City and county officials alluded to a future economic boom at a Wednesday groundbreaking ceremony for the Saratoga Springs Pipeline Project funded by the Utah Water Conservancy District, but when pressed, would laugh and sashay around who or what companies were arriving.
"I'd have to kill you if I told you," joked Utah County Commissioner Gary Anderson. "We've got everything from solar powered manufacturers to movie studios to heavy manufacturing that are all looking at this area and they are big companies that you would know. They are Fortune 500 companies and they are looking out here. The only thing that is stopping them is water."
That's about to change with the new $325 million Central Utah Water Conservancy District Water Development Project or "CWP" that began construction mid-March. The project has been in the development stage for the last six years.
The west segment of the project, called the Saratoga Springs Pipeline, will be completed in 2012. The 60-inch diameter pipeline will run parallel west of Redwood Road from 2100 North in Lehi and travel to Pony Express Boulevard in Saratoga Springs where a pump station will send water toward Cedar Valley.
A large reservoir, the North Shore Terminal Reservoir in Saratoga Springs, is also part of the Saratoga Pipeline project.
"This is an important pipeline project that will help serve the future water needs of Saratoga Springs, Eagle Mountain, the Jordan Valley Water Conservancy District and Lehi City," said David Pitcher, chief engineer for the Central Utah Water Conservancy District.
The entire CWP, bringing water into other areas, will be completed in July 2014, enabling the district to begin delivering its water. The CWP North Shore Aqueduct, including the Saratoga Pipeline, will provide approximately 53,000 acre-feet of drinking water to communities located in northern Utah and southern Salt Lake counties.
CUWCD purchased groundwater rights from Geneva Steel and funded the district project which will be entirely paid back to the district with user fees.
Saratoga Springs has begun installing infrastructure for what its leaders are calling their town center, and developers have already been in contact with businesses to anchor the planned development, according to Saratoga Springs Mayor Pro Tempore Bud Poduska.

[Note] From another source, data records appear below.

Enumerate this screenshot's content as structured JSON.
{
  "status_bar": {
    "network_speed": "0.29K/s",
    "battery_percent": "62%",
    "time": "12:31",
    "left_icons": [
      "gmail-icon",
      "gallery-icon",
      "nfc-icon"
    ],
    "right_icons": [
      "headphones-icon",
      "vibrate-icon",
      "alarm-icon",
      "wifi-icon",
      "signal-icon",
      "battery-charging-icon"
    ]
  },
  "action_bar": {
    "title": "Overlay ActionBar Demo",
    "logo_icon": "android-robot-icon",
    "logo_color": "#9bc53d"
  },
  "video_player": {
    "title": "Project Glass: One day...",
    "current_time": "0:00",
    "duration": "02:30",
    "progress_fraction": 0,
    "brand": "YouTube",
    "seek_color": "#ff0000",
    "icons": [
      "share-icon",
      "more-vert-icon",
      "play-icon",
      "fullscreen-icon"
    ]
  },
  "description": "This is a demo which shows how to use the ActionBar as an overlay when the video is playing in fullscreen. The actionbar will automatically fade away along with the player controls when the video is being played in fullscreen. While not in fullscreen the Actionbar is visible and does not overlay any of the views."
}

Again, the names of those businesses were withheld.
"We are not at liberty to say yet," Poduska said and chuckled. "Give us a year for the design and to have the dirt moved and we will know by then."